Data in this exercise:
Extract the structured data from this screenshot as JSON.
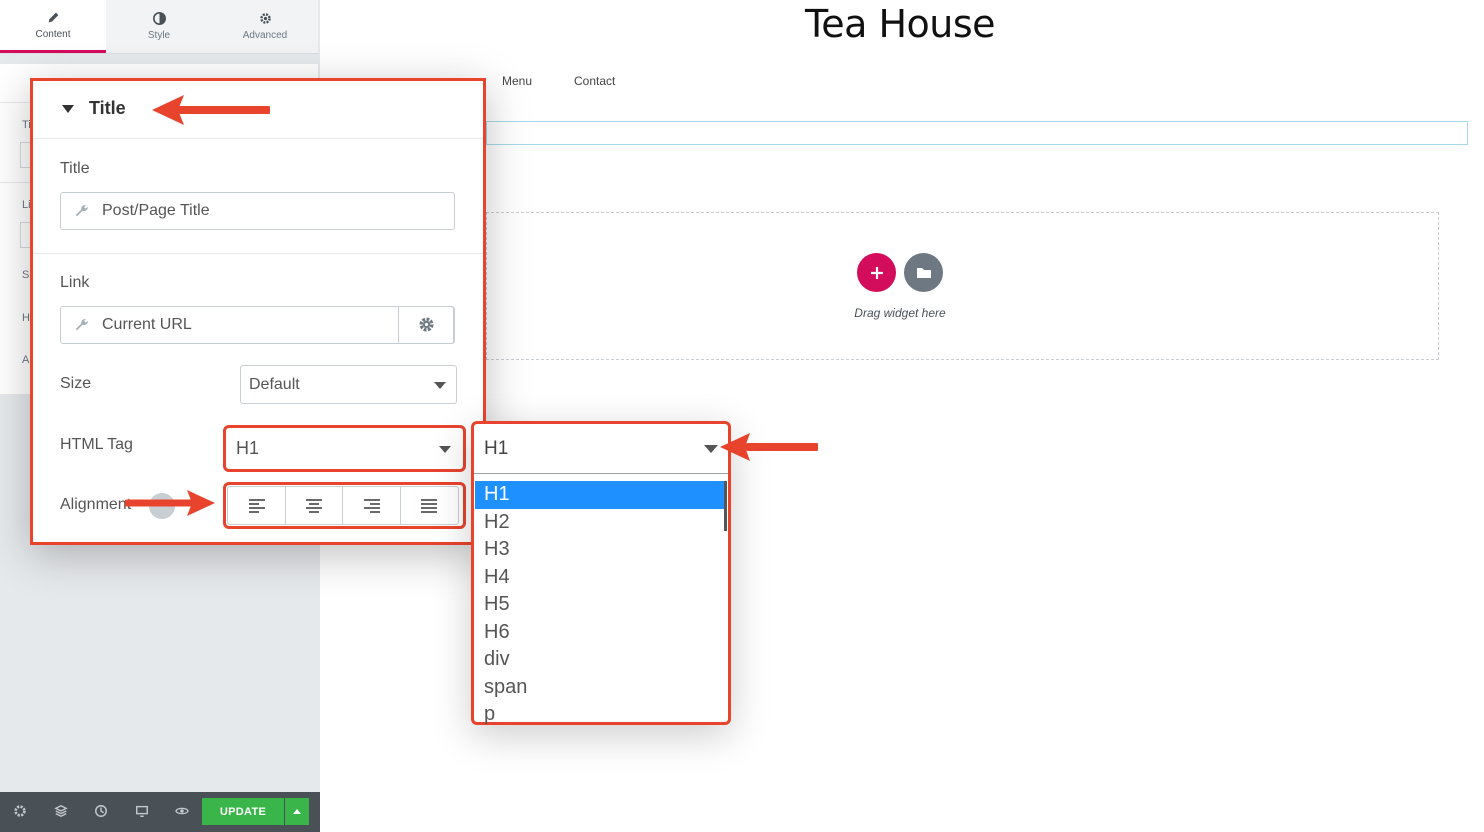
{
  "editor": {
    "tabs": [
      {
        "label": "Content",
        "icon": "pencil-icon",
        "active": true
      },
      {
        "label": "Style",
        "icon": "half-circle-icon",
        "active": false
      },
      {
        "label": "Advanced",
        "icon": "gear-icon",
        "active": false
      }
    ],
    "ghost_letters": [
      "Ti",
      "Li",
      "Si",
      "H",
      "Al"
    ],
    "footer": {
      "icons": [
        "settings-icon",
        "layers-icon",
        "history-icon",
        "responsive-icon",
        "preview-icon"
      ],
      "update_label": "UPDATE"
    }
  },
  "preview": {
    "site_title": "Tea House",
    "nav": [
      "Menu",
      "Contact"
    ],
    "drag_text": "Drag widget here"
  },
  "zoom_panel": {
    "section_title": "Title",
    "title_label": "Title",
    "title_value": "Post/Page Title",
    "link_label": "Link",
    "link_value": "Current URL",
    "size_label": "Size",
    "size_value": "Default",
    "html_tag_label": "HTML Tag",
    "html_tag_value": "H1",
    "alignment_label": "Alignment",
    "alignment_options": [
      "align-left-icon",
      "align-center-icon",
      "align-right-icon",
      "align-justify-icon"
    ]
  },
  "dropdown": {
    "selected": "H1",
    "options": [
      "H1",
      "H2",
      "H3",
      "H4",
      "H5",
      "H6",
      "div",
      "span",
      "p"
    ]
  },
  "colors": {
    "accent": "#e8442d",
    "brand": "#d30c5c",
    "update": "#39b54a",
    "selection": "#1e90ff"
  }
}
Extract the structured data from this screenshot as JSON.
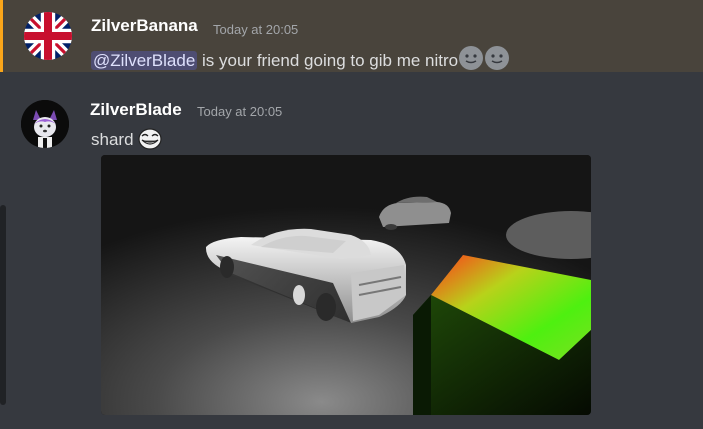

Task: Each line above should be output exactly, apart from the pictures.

Written answer:
Extract the structured data from this screenshot as JSON.
{
  "editor": {
    "tabs": [
      {
        "label": "Content",
        "icon": "pencil-icon",
        "active": true
      },
      {
        "label": "Style",
        "icon": "half-circle-icon",
        "active": false
      },
      {
        "label": "Advanced",
        "icon": "gear-icon",
        "active": false
      }
    ],
    "ghost_letters": [
      "Ti",
      "Li",
      "Si",
      "H",
      "Al"
    ],
    "footer": {
      "icons": [
        "settings-icon",
        "layers-icon",
        "history-icon",
        "responsive-icon",
        "preview-icon"
      ],
      "update_label": "UPDATE"
    }
  },
  "preview": {
    "site_title": "Tea House",
    "nav": [
      "Menu",
      "Contact"
    ],
    "drag_text": "Drag widget here"
  },
  "zoom_panel": {
    "section_title": "Title",
    "title_label": "Title",
    "title_value": "Post/Page Title",
    "link_label": "Link",
    "link_value": "Current URL",
    "size_label": "Size",
    "size_value": "Default",
    "html_tag_label": "HTML Tag",
    "html_tag_value": "H1",
    "alignment_label": "Alignment",
    "alignment_options": [
      "align-left-icon",
      "align-center-icon",
      "align-right-icon",
      "align-justify-icon"
    ]
  },
  "dropdown": {
    "selected": "H1",
    "options": [
      "H1",
      "H2",
      "H3",
      "H4",
      "H5",
      "H6",
      "div",
      "span",
      "p"
    ]
  },
  "colors": {
    "accent": "#e8442d",
    "brand": "#d30c5c",
    "update": "#39b54a",
    "selection": "#1e90ff"
  }
}
Extract the structured data from this screenshot as JSON.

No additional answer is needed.